Another election is coming up and that means more tax increases on the ballot to prop up fragmentation in St. Louis County. The April 2016, August 2016, and November 2016 ballots included several tax increases and bond issues. The next ballot looks much the same.
Fragmentation and low-productivity auto-oriented development patterns are synergizing in the St. Louis area, driving up the per capita cost of government services, transportation, infrastructure, and utilities. Despite $100Ms in opportunity costs and a soft tax base under our current approach, municipal leaders are thinking inside the box to keep their budgets balanced. There are no mergers or disincorporations on the ballot.
- Crestwood (Pop. 11,942)- $0.45 per $100 assessed property tax increase.
- Kirkwood (Pop. 27,596)- Continue a 0.5% capital improvements sales tax
- Moline Acres (Pop. 2,439)- 0.25% sales tax increase for general revenue.
- Moline Acres (Pop. 2,439)- 0.5% sales tax increase for local parks and community center operations.
- Overland (Pop. 16,008)- Increase the property tax rate from $0.12 to $0.24 for residential, from $0.12 to $0.36 for commercial, and from $0.12 to $0.36 for personal property per $100 of assessed valuation solely for the purpose of funding the Retirement Plan for the Police Department.
- St. Ann (Pop. 12,971)- Increase the property tax rate to $1 per $100 assessed.
- Webster Groves (Pop. 23,203)- $0.20 per $100 assessed property tax increase to support pensions.
- Affton Fire Protection District – $0.25 per $100 assessed property tax increase.
- Fenton Fire Protection District – $0.39 per $100 assessed property tax increase.
- Metro-North Fire Protection District – $0.40 per $100 assessed property tax increase.
- St. Louis County and its 89 municipalities – A 0.5% sales tax to fund police and public safety
Crestwood (and St. Ann) used to be a winner in the sales tax chase. The city relied upon shoppers from outside the city to pay sales taxes for decades. Since the Crestwood Mall closed the math doesn’t work anymore. It may never work given its low-productivity spread-out development pattern. The proposition’s verbiage may as well end with “… paying the increased costs associated with fragmentation.”
Shall there be a forty-five cent ($.45) increase in tax levy on one hundred dollars valuation for general municipal purposes including paying the increased costs associated with operating a local police department, operating a local fire department, building and facility maintenance, and other city operational needs in the City of Crestwood?

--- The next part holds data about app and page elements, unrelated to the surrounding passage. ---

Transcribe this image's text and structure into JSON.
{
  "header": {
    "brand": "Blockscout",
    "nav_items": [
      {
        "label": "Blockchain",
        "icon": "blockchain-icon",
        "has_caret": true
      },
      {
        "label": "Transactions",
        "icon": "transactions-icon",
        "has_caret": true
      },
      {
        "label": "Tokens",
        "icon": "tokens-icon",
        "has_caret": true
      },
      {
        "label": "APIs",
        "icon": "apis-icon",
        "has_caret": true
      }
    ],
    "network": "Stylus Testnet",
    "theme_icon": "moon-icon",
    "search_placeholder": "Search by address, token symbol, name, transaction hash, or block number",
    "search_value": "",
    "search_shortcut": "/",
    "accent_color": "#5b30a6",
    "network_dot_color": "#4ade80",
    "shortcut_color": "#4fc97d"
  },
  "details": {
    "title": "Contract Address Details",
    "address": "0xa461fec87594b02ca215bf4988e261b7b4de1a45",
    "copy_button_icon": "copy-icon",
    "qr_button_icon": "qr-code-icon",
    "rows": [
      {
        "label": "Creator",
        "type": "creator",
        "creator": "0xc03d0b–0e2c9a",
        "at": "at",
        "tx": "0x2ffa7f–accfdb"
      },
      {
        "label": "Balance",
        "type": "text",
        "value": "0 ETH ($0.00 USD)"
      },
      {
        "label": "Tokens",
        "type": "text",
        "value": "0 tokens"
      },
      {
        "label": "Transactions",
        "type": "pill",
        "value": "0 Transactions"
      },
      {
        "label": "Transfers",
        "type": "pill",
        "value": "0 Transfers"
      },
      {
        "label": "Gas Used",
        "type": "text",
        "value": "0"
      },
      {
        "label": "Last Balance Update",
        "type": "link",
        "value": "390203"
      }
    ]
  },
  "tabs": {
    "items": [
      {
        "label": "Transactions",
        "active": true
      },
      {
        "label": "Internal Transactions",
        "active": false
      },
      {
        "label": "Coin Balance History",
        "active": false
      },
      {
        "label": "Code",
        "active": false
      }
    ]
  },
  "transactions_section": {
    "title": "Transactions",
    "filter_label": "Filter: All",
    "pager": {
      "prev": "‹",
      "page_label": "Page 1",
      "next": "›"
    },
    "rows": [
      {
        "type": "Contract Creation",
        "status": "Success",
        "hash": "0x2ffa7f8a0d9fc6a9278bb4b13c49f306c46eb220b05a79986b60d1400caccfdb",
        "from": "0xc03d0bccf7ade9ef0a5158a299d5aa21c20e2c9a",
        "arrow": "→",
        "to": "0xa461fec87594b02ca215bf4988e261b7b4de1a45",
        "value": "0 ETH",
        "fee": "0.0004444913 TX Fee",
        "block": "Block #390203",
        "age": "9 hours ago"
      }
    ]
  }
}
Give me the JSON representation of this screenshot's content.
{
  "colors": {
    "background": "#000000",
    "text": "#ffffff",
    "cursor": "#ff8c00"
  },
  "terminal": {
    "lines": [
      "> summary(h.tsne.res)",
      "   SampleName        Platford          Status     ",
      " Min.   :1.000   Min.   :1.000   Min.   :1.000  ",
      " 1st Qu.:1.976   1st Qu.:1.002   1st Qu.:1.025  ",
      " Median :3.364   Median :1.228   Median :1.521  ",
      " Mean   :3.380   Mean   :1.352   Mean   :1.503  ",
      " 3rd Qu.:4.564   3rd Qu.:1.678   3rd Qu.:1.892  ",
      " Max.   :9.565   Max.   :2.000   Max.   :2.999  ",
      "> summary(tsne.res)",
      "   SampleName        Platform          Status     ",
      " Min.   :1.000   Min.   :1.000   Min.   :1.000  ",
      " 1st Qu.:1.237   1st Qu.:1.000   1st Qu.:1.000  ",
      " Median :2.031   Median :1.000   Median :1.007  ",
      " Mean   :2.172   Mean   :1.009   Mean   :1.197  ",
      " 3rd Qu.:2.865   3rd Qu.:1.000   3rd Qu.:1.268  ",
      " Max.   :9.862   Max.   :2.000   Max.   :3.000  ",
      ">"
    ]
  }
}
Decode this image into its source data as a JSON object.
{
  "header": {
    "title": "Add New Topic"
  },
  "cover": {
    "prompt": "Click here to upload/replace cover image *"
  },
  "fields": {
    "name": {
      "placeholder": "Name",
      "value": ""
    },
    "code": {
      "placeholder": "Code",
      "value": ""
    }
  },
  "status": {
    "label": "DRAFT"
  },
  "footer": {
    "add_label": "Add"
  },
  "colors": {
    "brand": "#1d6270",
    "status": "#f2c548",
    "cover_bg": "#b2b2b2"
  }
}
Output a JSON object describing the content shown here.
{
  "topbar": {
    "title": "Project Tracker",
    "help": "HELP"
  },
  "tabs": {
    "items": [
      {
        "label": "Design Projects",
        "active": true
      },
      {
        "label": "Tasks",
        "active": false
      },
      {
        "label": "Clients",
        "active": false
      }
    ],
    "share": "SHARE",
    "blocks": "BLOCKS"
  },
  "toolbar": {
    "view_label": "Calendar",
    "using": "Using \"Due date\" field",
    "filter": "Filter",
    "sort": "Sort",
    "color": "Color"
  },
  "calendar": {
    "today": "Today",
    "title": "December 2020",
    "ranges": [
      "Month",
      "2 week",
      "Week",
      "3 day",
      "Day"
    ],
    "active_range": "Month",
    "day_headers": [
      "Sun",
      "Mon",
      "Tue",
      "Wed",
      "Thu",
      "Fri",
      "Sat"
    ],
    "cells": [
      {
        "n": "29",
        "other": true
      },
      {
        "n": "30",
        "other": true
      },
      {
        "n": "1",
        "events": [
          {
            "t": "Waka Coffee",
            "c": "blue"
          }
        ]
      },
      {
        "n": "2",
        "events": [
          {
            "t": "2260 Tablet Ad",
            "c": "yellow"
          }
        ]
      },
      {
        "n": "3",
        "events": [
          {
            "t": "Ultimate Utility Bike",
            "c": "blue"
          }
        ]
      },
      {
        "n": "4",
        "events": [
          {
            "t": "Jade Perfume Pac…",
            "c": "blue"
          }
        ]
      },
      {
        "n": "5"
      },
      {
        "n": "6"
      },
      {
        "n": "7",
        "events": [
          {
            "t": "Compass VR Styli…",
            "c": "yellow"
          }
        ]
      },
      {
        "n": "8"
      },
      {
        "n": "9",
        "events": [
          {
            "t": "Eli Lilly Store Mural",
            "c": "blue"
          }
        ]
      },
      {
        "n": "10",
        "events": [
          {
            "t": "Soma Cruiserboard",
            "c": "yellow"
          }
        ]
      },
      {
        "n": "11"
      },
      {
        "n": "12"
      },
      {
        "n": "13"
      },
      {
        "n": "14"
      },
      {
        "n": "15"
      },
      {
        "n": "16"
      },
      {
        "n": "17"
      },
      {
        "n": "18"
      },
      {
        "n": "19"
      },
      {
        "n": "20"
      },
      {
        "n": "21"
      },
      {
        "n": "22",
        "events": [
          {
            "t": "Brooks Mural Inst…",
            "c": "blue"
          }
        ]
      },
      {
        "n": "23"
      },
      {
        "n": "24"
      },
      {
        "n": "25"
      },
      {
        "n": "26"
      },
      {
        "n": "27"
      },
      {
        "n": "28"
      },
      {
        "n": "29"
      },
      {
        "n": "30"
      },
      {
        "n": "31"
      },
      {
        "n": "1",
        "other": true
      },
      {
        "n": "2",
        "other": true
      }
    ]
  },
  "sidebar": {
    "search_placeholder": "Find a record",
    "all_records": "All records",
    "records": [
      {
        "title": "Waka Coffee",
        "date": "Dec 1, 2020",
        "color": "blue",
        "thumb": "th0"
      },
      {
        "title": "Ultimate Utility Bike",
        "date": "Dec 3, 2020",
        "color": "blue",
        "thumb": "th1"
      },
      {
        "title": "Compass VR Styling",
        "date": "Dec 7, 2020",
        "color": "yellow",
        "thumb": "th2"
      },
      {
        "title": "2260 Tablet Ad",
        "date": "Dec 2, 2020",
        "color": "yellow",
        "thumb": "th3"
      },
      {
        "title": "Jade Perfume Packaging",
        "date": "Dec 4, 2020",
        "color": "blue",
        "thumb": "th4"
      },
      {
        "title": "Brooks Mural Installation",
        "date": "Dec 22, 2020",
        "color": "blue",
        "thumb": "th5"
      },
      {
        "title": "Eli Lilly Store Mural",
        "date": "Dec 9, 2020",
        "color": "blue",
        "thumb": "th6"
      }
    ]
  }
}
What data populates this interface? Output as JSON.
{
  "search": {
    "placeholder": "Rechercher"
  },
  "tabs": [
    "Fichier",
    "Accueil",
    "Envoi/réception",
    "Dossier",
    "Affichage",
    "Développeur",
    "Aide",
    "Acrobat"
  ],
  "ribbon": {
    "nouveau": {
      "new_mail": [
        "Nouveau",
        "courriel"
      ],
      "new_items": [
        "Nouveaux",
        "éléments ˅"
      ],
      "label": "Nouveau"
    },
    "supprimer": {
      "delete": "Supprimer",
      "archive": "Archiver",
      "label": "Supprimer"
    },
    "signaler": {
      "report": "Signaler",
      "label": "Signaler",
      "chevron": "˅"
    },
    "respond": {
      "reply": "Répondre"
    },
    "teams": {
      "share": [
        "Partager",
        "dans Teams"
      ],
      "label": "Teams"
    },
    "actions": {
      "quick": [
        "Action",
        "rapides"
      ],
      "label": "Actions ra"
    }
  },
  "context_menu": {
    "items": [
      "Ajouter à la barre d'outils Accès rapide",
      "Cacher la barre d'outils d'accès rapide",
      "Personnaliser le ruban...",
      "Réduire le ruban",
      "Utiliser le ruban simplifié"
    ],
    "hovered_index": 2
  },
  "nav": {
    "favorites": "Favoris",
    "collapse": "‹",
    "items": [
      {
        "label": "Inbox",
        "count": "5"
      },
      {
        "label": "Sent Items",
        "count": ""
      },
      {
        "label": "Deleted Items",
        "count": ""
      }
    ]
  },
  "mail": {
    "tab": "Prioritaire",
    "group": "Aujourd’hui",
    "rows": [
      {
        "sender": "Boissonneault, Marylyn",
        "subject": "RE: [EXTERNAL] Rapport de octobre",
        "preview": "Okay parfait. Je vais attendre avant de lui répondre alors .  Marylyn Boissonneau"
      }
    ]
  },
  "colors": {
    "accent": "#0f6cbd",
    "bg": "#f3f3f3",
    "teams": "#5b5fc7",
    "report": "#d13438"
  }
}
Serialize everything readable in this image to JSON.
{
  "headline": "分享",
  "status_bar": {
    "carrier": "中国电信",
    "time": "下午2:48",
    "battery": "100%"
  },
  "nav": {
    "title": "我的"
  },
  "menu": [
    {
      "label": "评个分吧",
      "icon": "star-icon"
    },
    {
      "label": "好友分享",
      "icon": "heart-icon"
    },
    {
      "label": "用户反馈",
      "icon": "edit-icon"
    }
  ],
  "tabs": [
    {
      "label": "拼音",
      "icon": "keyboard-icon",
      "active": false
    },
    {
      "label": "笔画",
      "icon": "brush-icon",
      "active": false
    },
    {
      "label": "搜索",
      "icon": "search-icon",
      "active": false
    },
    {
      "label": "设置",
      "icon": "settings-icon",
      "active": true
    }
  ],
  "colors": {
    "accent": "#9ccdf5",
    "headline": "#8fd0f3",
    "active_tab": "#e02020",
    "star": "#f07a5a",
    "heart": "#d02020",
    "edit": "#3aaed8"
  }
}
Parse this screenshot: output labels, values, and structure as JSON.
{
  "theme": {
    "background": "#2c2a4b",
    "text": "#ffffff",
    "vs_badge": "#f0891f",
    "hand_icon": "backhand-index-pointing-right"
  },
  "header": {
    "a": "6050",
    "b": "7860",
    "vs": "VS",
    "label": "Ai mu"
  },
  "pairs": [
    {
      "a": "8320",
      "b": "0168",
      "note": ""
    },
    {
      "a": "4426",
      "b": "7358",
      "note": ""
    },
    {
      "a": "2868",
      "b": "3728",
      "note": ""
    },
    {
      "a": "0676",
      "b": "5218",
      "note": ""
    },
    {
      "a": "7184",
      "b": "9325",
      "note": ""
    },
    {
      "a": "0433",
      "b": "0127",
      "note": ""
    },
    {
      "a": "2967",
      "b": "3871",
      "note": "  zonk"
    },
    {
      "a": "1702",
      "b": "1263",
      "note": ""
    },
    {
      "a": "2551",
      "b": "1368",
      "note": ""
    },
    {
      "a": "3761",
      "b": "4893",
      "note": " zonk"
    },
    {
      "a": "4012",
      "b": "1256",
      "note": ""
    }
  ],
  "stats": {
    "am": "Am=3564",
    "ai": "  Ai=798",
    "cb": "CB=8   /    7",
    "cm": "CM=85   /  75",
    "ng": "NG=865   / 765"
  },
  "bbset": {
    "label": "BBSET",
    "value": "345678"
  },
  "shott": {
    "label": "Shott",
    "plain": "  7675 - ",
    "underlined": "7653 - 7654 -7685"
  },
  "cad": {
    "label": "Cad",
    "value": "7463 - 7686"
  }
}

Prop P in St. Louis County would raise the sales tax 0.5% for police and public safety. The original plan was for the tax to apply just to unincorporated St. Louis County, but the Missouri Legislature didn’t pass enabling legislation. It would apply to the entire county and raise $80M per year, $34M of which would go to municipalities distributed on a per capita basis (~$50 per person). This props up fragmentation. It back fills the decline in revenue from court fines and fees since the spotlight was placed upon them after Ferguson and the passage of caps by the Missouri Legislature. Court revenues across the county were down $24M or 45% in 2016 compared to 2014. We should be reducing the number of police departments and municipalities and applying freed-up tax dollars towards public safety and other things more effectively.
We’ve set up a scheme resembling Enron-style accounting where debt and liabilities are hidden in subsidiaries (municipalities). Those liabilities are piling up, and we pretend they will be confined to those municipalities forever. Do we let the system unravel on its own where munis hold on until the bitter end and dump those liabilities onto the county or do we come together before the bill gets even worse?